## [DATA FOR ANALYSIS]
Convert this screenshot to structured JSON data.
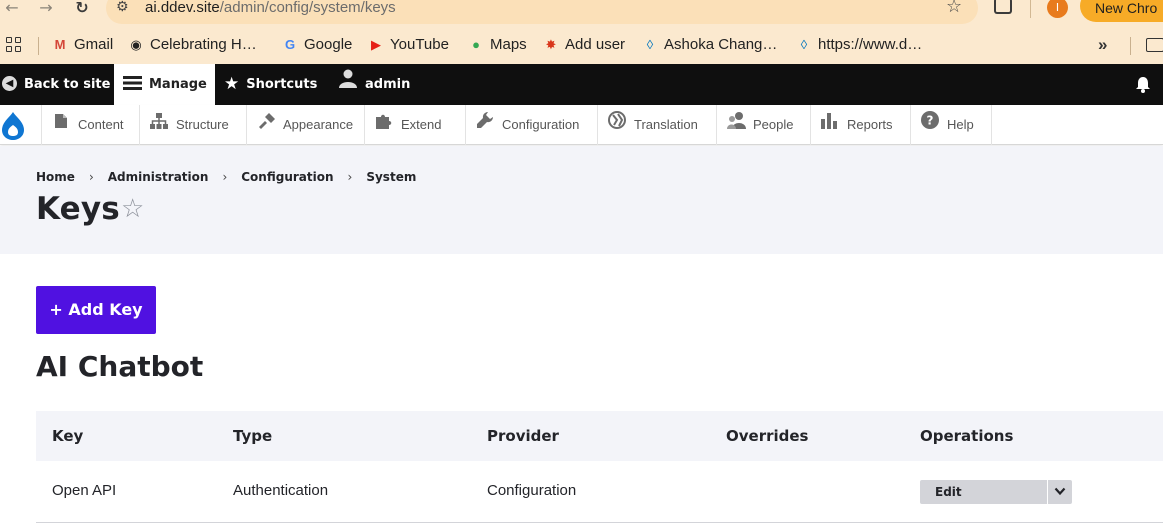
{
  "browser": {
    "url_host": "ai.ddev.site",
    "url_path": "/admin/config/system/keys",
    "profile_initial": "I",
    "new_chrome_label": "New Chro"
  },
  "bookmarks": [
    {
      "label": "Gmail",
      "icon": "gmail-icon"
    },
    {
      "label": "Celebrating H…",
      "icon": "globe-icon"
    },
    {
      "label": "Google",
      "icon": "google-icon"
    },
    {
      "label": "YouTube",
      "icon": "youtube-icon"
    },
    {
      "label": "Maps",
      "icon": "maps-icon"
    },
    {
      "label": "Add user",
      "icon": "drupal-icon"
    },
    {
      "label": "Ashoka Chang…",
      "icon": "drupal-icon"
    },
    {
      "label": "https://www.d…",
      "icon": "drupal-icon"
    }
  ],
  "toolbar": {
    "back_label": "Back to site",
    "manage_label": "Manage",
    "shortcuts_label": "Shortcuts",
    "user_label": "admin"
  },
  "tray": [
    {
      "label": "Content",
      "icon": "content-icon"
    },
    {
      "label": "Structure",
      "icon": "structure-icon"
    },
    {
      "label": "Appearance",
      "icon": "appearance-icon"
    },
    {
      "label": "Extend",
      "icon": "extend-icon"
    },
    {
      "label": "Configuration",
      "icon": "wrench-icon"
    },
    {
      "label": "Translation",
      "icon": "translation-icon"
    },
    {
      "label": "People",
      "icon": "people-icon"
    },
    {
      "label": "Reports",
      "icon": "reports-icon"
    },
    {
      "label": "Help",
      "icon": "help-icon"
    }
  ],
  "breadcrumb": [
    "Home",
    "Administration",
    "Configuration",
    "System"
  ],
  "page_title": "Keys",
  "add_button_label": "+ Add Key",
  "section_title": "AI Chatbot",
  "table": {
    "headers": [
      "Key",
      "Type",
      "Provider",
      "Overrides",
      "Operations"
    ],
    "rows": [
      {
        "key": "Open API",
        "type": "Authentication",
        "provider": "Configuration",
        "overrides": "",
        "operation": "Edit"
      }
    ]
  },
  "colors": {
    "primary_button": "#5011e1",
    "toolbar_bg": "#0f0f0f",
    "header_bg": "#f3f4f9",
    "chrome_bg": "#fbe9cf"
  }
}
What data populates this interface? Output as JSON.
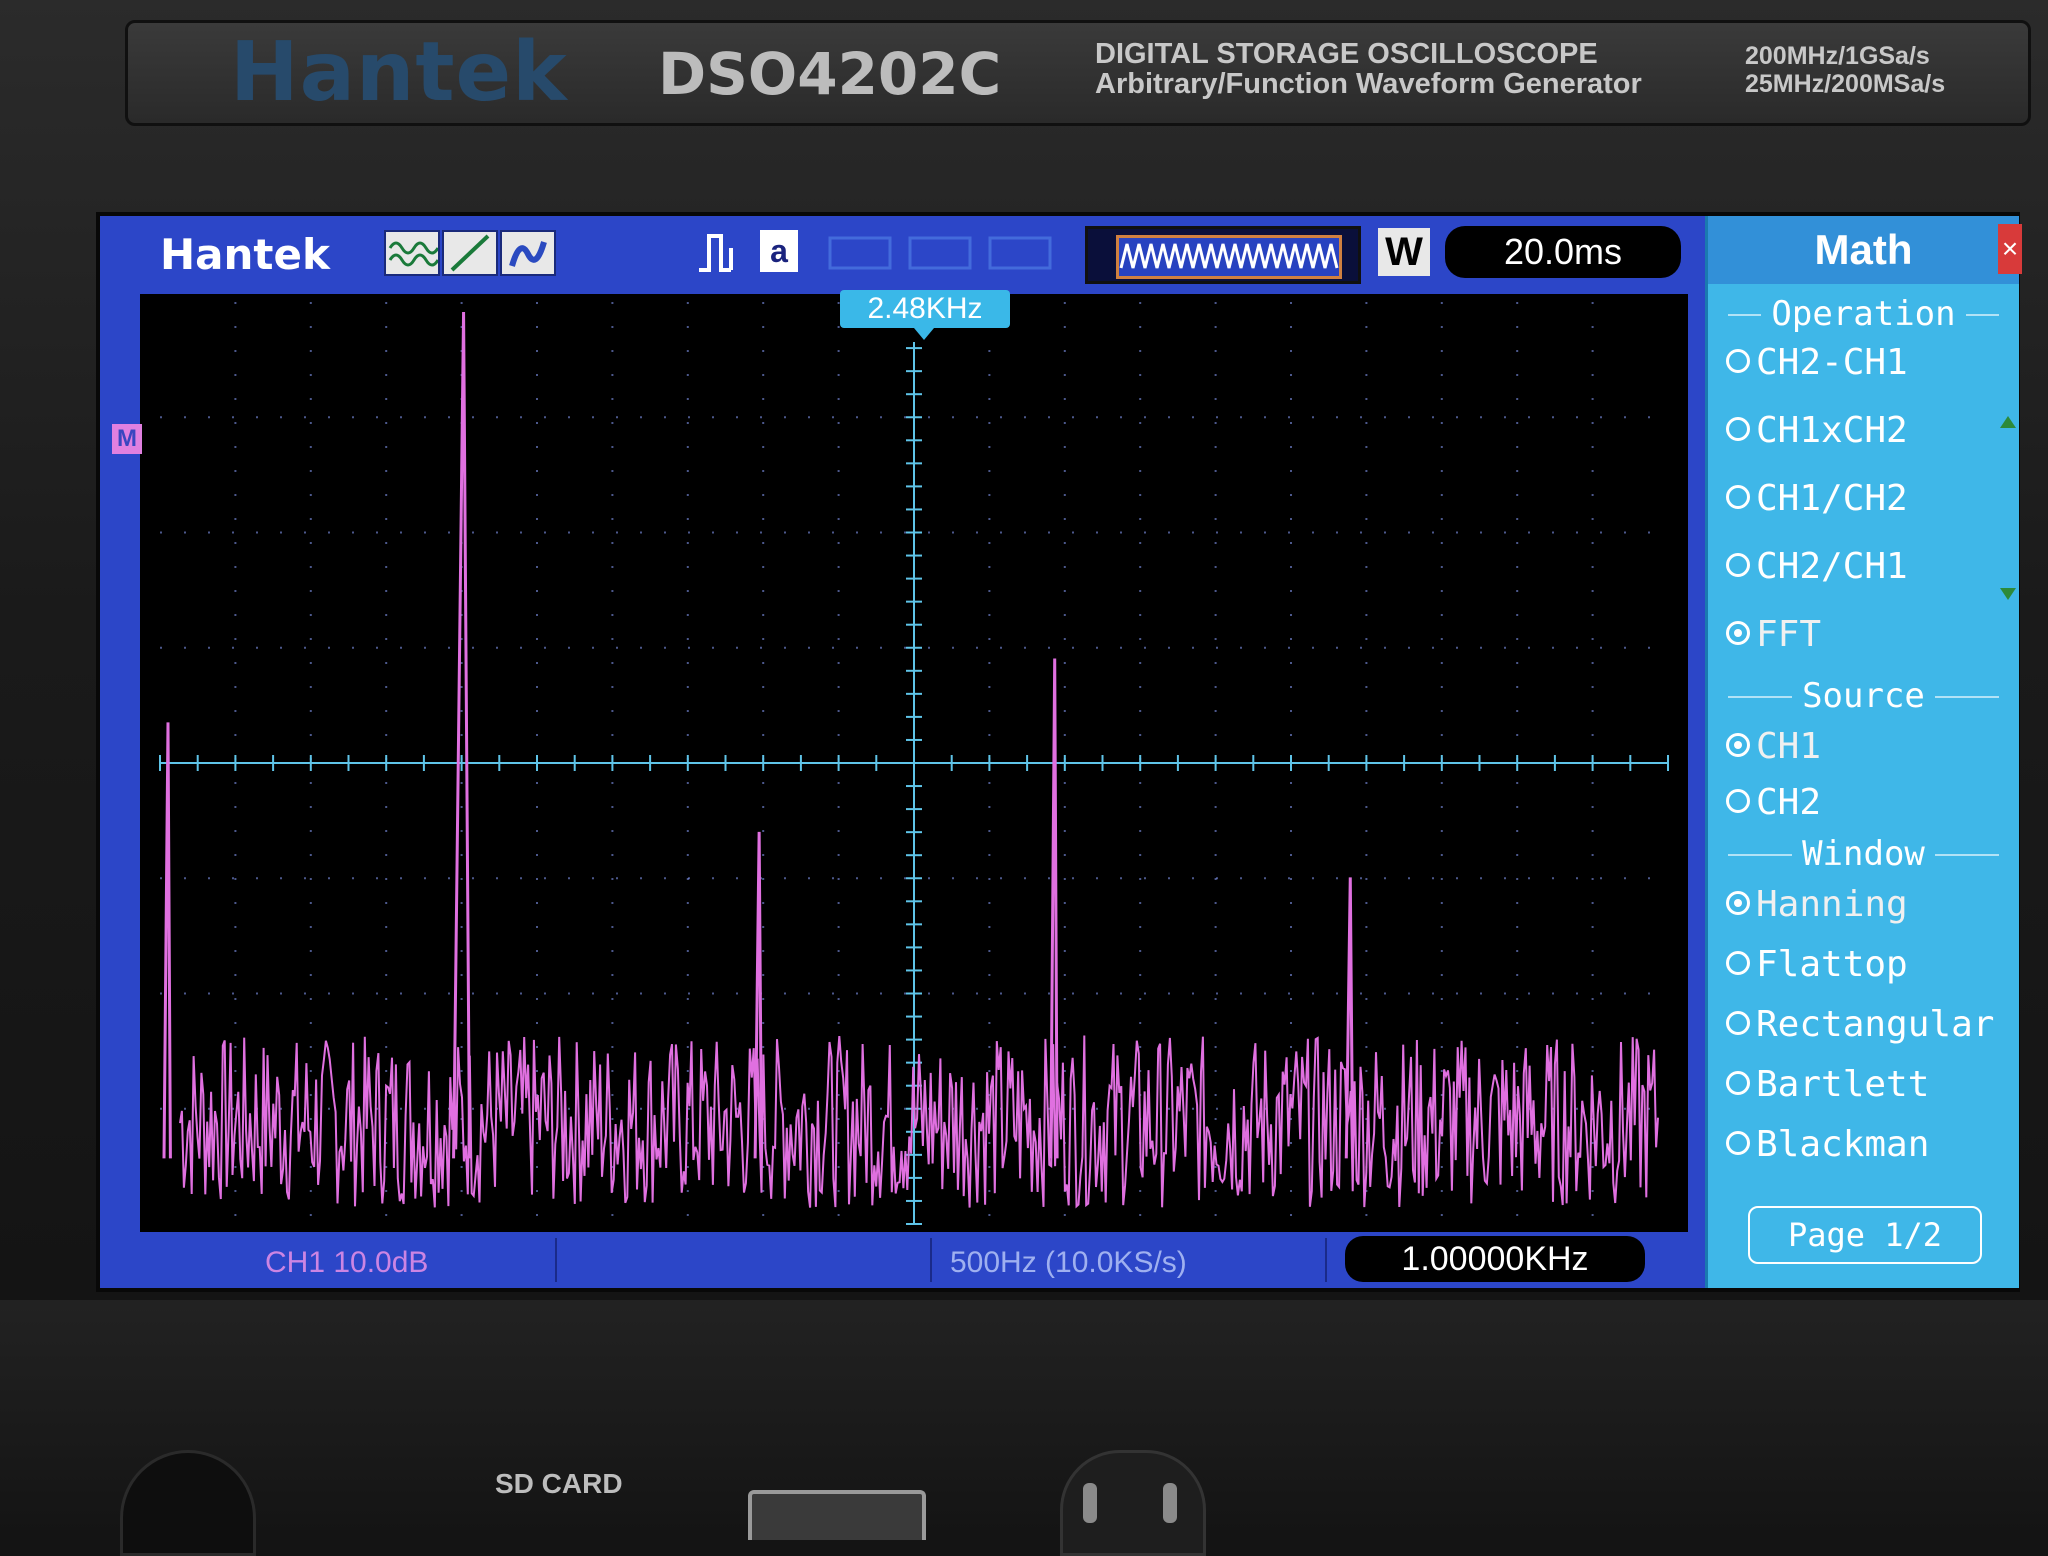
{
  "device": {
    "brand": "Hantek",
    "model": "DSO4202C",
    "description_line1": "DIGITAL STORAGE OSCILLOSCOPE",
    "description_line2": "Arbitrary/Function Waveform Generator",
    "spec_line1": "200MHz/1GSa/s",
    "spec_line2": "25MHz/200MSa/s"
  },
  "screen": {
    "logo": "Hantek",
    "acquire_mode": "a",
    "window_label": "W",
    "timebase": "20.0ms",
    "cursor_freq": "2.48KHz",
    "marker": "M",
    "status": {
      "ch1_scale": "CH1 10.0dB",
      "sample_rate": "500Hz (10.0KS/s)",
      "measured_freq": "1.00000KHz"
    }
  },
  "menu": {
    "title": "Math",
    "sections": [
      {
        "heading": "Operation",
        "options": [
          {
            "label": "CH2-CH1",
            "selected": false
          },
          {
            "label": "CH1xCH2",
            "selected": false
          },
          {
            "label": "CH1/CH2",
            "selected": false
          },
          {
            "label": "CH2/CH1",
            "selected": false
          },
          {
            "label": "FFT",
            "selected": true
          }
        ]
      },
      {
        "heading": "Source",
        "options": [
          {
            "label": "CH1",
            "selected": true
          },
          {
            "label": "CH2",
            "selected": false
          }
        ]
      },
      {
        "heading": "Window",
        "options": [
          {
            "label": "Hanning",
            "selected": true
          },
          {
            "label": "Flattop",
            "selected": false
          },
          {
            "label": "Rectangular",
            "selected": false
          },
          {
            "label": "Bartlett",
            "selected": false
          },
          {
            "label": "Blackman",
            "selected": false
          }
        ]
      }
    ],
    "page": "Page 1/2"
  },
  "panel": {
    "sd_card_label": "SD CARD"
  },
  "chart_data": {
    "type": "line",
    "title": "",
    "xlabel": "",
    "ylabel": "",
    "x_unit": "Hz",
    "y_unit": "dB",
    "grid": true,
    "x_divisions": 20,
    "y_divisions": 8,
    "series": [
      {
        "color": "#e070e0",
        "peaks": [
          {
            "x": 0,
            "y": 0.55
          },
          {
            "x": 1000,
            "y": 1.0
          },
          {
            "x": 2000,
            "y": 0.43
          },
          {
            "x": 3000,
            "y": 0.62
          },
          {
            "x": 4000,
            "y": 0.38
          }
        ],
        "noise_floor": 0.18
      }
    ]
  },
  "colors": {
    "screen_bg": "#2c46c8",
    "trace": "#e070e0",
    "grid_axis": "#5fc4e8",
    "menu_bg": "#3fb7e8"
  }
}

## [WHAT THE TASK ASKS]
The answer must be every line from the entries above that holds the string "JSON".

## [WRITTEN REPLY]
Convert this screenshot to structured JSON data.
What data populates this interface? Output as JSON.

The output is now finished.